[Entries from a dataset of interfaces]
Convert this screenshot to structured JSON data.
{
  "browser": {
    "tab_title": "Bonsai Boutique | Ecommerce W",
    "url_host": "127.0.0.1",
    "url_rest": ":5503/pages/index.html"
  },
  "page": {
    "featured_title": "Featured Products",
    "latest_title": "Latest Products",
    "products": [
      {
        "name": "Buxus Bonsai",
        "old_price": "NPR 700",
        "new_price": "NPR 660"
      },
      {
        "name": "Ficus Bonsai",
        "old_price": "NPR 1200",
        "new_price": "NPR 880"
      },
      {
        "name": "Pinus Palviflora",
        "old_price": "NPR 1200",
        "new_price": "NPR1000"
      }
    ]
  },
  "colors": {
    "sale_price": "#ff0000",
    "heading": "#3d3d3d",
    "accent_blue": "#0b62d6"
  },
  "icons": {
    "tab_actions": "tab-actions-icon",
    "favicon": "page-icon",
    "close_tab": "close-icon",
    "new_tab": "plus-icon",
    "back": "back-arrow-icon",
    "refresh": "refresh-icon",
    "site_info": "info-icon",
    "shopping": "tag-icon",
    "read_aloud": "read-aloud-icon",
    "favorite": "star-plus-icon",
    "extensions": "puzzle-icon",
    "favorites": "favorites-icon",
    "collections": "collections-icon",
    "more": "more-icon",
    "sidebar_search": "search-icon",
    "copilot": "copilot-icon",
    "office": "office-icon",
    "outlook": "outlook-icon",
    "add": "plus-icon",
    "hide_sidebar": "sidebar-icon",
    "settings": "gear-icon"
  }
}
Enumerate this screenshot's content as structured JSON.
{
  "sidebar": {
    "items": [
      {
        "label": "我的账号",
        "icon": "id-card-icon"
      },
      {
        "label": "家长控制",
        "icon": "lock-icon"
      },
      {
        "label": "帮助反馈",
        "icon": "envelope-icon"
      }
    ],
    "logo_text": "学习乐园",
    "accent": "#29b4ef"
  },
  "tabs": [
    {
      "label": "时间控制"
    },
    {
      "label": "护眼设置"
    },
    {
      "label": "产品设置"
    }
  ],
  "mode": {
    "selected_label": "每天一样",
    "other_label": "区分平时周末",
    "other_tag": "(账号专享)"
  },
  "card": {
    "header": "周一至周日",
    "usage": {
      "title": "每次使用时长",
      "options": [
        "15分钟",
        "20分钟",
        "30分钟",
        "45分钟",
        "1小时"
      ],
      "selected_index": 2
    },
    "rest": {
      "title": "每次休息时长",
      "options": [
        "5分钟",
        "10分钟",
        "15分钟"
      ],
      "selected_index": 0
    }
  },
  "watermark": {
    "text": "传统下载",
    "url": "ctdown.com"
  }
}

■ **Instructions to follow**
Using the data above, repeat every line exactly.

■ **Completed task**
Convert this screenshot to structured JSON data.
{
  "browser": {
    "tab_title": "Bonsai Boutique | Ecommerce W",
    "url_host": "127.0.0.1",
    "url_rest": ":5503/pages/index.html"
  },
  "page": {
    "featured_title": "Featured Products",
    "latest_title": "Latest Products",
    "products": [
      {
        "name": "Buxus Bonsai",
        "old_price": "NPR 700",
        "new_price": "NPR 660"
      },
      {
        "name": "Ficus Bonsai",
        "old_price": "NPR 1200",
        "new_price": "NPR 880"
      },
      {
        "name": "Pinus Palviflora",
        "old_price": "NPR 1200",
        "new_price": "NPR1000"
      }
    ]
  },
  "colors": {
    "sale_price": "#ff0000",
    "heading": "#3d3d3d",
    "accent_blue": "#0b62d6"
  },
  "icons": {
    "tab_actions": "tab-actions-icon",
    "favicon": "page-icon",
    "close_tab": "close-icon",
    "new_tab": "plus-icon",
    "back": "back-arrow-icon",
    "refresh": "refresh-icon",
    "site_info": "info-icon",
    "shopping": "tag-icon",
    "read_aloud": "read-aloud-icon",
    "favorite": "star-plus-icon",
    "extensions": "puzzle-icon",
    "favorites": "favorites-icon",
    "collections": "collections-icon",
    "more": "more-icon",
    "sidebar_search": "search-icon",
    "copilot": "copilot-icon",
    "office": "office-icon",
    "outlook": "outlook-icon",
    "add": "plus-icon",
    "hide_sidebar": "sidebar-icon",
    "settings": "gear-icon"
  }
}
Enumerate this screenshot's content as structured JSON.
{
  "sidebar": {
    "items": [
      {
        "label": "我的账号",
        "icon": "id-card-icon"
      },
      {
        "label": "家长控制",
        "icon": "lock-icon"
      },
      {
        "label": "帮助反馈",
        "icon": "envelope-icon"
      }
    ],
    "logo_text": "学习乐园",
    "accent": "#29b4ef"
  },
  "tabs": [
    {
      "label": "时间控制"
    },
    {
      "label": "护眼设置"
    },
    {
      "label": "产品设置"
    }
  ],
  "mode": {
    "selected_label": "每天一样",
    "other_label": "区分平时周末",
    "other_tag": "(账号专享)"
  },
  "card": {
    "header": "周一至周日",
    "usage": {
      "title": "每次使用时长",
      "options": [
        "15分钟",
        "20分钟",
        "30分钟",
        "45分钟",
        "1小时"
      ],
      "selected_index": 2
    },
    "rest": {
      "title": "每次休息时长",
      "options": [
        "5分钟",
        "10分钟",
        "15分钟"
      ],
      "selected_index": 0
    }
  },
  "watermark": {
    "text": "传统下载",
    "url": "ctdown.com"
  }
}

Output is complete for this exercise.